Senior Research Nurse Deborah Hall started her nurse training in 1979 at North Manchester General Hospital School of Nursing, back in the days when Oldham, Bury and Rochdale hospitals all had their own individual nursing schools.
Alongside the technical knowledge she needed to do her job, she also absorbed some very strict rules about bed making – not just hospital corners on the sheets, but also making sure the open part of the pillow cases all face the door, the wheels on the bed all faced the same way and the double diamond pattern on the counterpane showing – heaven forfend that it should be the single diamond pattern!
After qualifying, one of Deborah’s first posts was on a female medical ward specialising in diabetes and neurology and this was the start of her particular interest in diabetes.
She remembers how in the early days patients were taught how to mix long acting and short acting insulins together in a syringe – today patients have individual insulin pens with insulin mixtures already in them. Patients also used to have to buy their insulin pen needles as they were not on prescription. Research evidence was noticeable on the wards even back then, with needle lengths changing from the 12.7mm needle common in the 1980s to the 6mm needles in use today.

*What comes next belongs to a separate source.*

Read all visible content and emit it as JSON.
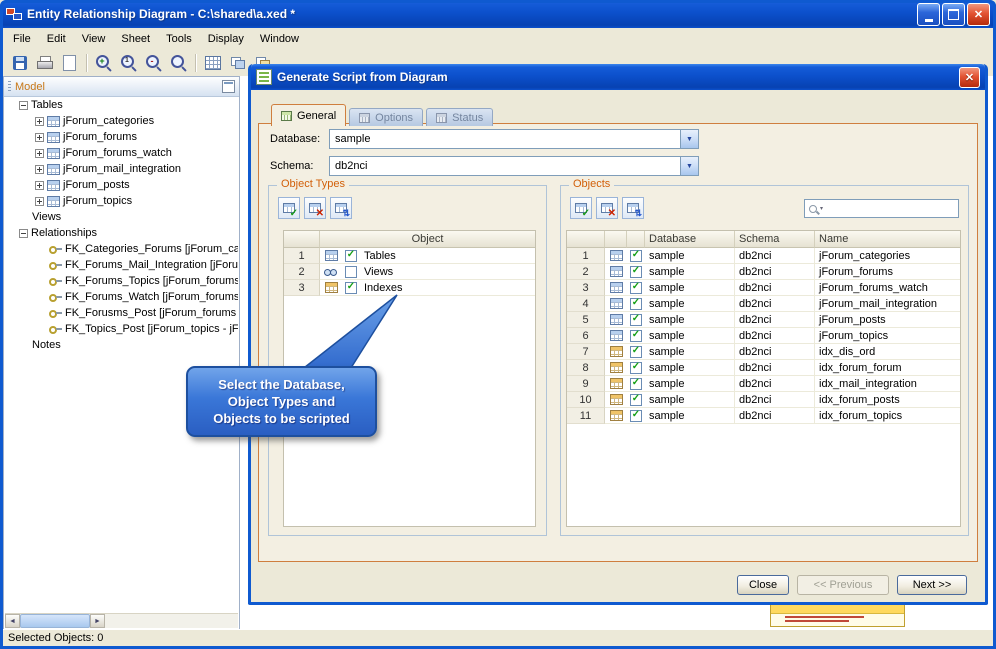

Deborah began her research nursing career in 1994 at the Diabetes Centre at North Manchester General Hospital and to date has worked on at least 60 research projects at the centre. She said: “The research we have been involved in has seen new treatments and devices come to market and change how we deliver care to our patients. This can only continue and surely benefit ourselves and future generations.”